* **What to do**
For this exercise, write out each entry below exactly as it reads.

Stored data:

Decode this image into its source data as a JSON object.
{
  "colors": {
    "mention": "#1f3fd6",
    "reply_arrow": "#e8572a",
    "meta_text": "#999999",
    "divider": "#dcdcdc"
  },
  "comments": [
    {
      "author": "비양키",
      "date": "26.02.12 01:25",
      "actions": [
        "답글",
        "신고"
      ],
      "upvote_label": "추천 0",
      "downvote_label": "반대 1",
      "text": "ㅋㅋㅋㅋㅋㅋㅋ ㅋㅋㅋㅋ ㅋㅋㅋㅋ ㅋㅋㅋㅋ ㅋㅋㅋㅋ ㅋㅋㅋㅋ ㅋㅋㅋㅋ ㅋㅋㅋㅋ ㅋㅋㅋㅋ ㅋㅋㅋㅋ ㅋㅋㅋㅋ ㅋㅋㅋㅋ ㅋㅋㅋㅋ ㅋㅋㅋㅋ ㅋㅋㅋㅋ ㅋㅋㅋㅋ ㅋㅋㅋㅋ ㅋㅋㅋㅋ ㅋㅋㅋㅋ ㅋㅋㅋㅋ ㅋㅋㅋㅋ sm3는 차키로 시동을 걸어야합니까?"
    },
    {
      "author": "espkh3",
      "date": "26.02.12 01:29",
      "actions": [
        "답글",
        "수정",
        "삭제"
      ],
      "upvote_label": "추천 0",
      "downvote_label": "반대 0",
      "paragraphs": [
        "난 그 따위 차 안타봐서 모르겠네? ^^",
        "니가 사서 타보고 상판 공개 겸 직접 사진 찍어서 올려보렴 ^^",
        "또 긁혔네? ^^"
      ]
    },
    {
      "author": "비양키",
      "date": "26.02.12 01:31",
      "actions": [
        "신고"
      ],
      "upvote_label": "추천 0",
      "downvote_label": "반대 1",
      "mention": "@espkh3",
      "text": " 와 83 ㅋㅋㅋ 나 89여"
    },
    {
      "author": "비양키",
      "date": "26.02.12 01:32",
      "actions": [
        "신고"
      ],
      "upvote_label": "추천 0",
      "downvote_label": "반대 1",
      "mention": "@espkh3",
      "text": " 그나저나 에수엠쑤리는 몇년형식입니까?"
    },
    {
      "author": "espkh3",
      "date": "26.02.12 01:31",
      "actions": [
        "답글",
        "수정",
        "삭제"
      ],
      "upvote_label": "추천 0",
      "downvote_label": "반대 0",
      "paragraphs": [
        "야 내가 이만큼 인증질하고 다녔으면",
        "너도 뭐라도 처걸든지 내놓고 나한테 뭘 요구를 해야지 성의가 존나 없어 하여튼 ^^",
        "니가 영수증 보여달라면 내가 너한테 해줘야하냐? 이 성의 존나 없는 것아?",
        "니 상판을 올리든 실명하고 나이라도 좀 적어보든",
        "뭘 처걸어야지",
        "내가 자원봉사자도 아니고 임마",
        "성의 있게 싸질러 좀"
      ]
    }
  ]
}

* **Response box**
Decode this image into its source data as a JSON object.
{
  "colors": {
    "mention": "#1f3fd6",
    "reply_arrow": "#e8572a",
    "meta_text": "#999999",
    "divider": "#dcdcdc"
  },
  "comments": [
    {
      "author": "비양키",
      "date": "26.02.12 01:25",
      "actions": [
        "답글",
        "신고"
      ],
      "upvote_label": "추천 0",
      "downvote_label": "반대 1",
      "text": "ㅋㅋㅋㅋㅋㅋㅋ ㅋㅋㅋㅋ ㅋㅋㅋㅋ ㅋㅋㅋㅋ ㅋㅋㅋㅋ ㅋㅋㅋㅋ ㅋㅋㅋㅋ ㅋㅋㅋㅋ ㅋㅋㅋㅋ ㅋㅋㅋㅋ ㅋㅋㅋㅋ ㅋㅋㅋㅋ ㅋㅋㅋㅋ ㅋㅋㅋㅋ ㅋㅋㅋㅋ ㅋㅋㅋㅋ ㅋㅋㅋㅋ ㅋㅋㅋㅋ ㅋㅋㅋㅋ ㅋㅋㅋㅋ ㅋㅋㅋㅋ sm3는 차키로 시동을 걸어야합니까?"
    },
    {
      "author": "espkh3",
      "date": "26.02.12 01:29",
      "actions": [
        "답글",
        "수정",
        "삭제"
      ],
      "upvote_label": "추천 0",
      "downvote_label": "반대 0",
      "paragraphs": [
        "난 그 따위 차 안타봐서 모르겠네? ^^",
        "니가 사서 타보고 상판 공개 겸 직접 사진 찍어서 올려보렴 ^^",
        "또 긁혔네? ^^"
      ]
    },
    {
      "author": "비양키",
      "date": "26.02.12 01:31",
      "actions": [
        "신고"
      ],
      "upvote_label": "추천 0",
      "downvote_label": "반대 1",
      "mention": "@espkh3",
      "text": " 와 83 ㅋㅋㅋ 나 89여"
    },
    {
      "author": "비양키",
      "date": "26.02.12 01:32",
      "actions": [
        "신고"
      ],
      "upvote_label": "추천 0",
      "downvote_label": "반대 1",
      "mention": "@espkh3",
      "text": " 그나저나 에수엠쑤리는 몇년형식입니까?"
    },
    {
      "author": "espkh3",
      "date": "26.02.12 01:31",
      "actions": [
        "답글",
        "수정",
        "삭제"
      ],
      "upvote_label": "추천 0",
      "downvote_label": "반대 0",
      "paragraphs": [
        "야 내가 이만큼 인증질하고 다녔으면",
        "너도 뭐라도 처걸든지 내놓고 나한테 뭘 요구를 해야지 성의가 존나 없어 하여튼 ^^",
        "니가 영수증 보여달라면 내가 너한테 해줘야하냐? 이 성의 존나 없는 것아?",
        "니 상판을 올리든 실명하고 나이라도 좀 적어보든",
        "뭘 처걸어야지",
        "내가 자원봉사자도 아니고 임마",
        "성의 있게 싸질러 좀"
      ]
    }
  ]
}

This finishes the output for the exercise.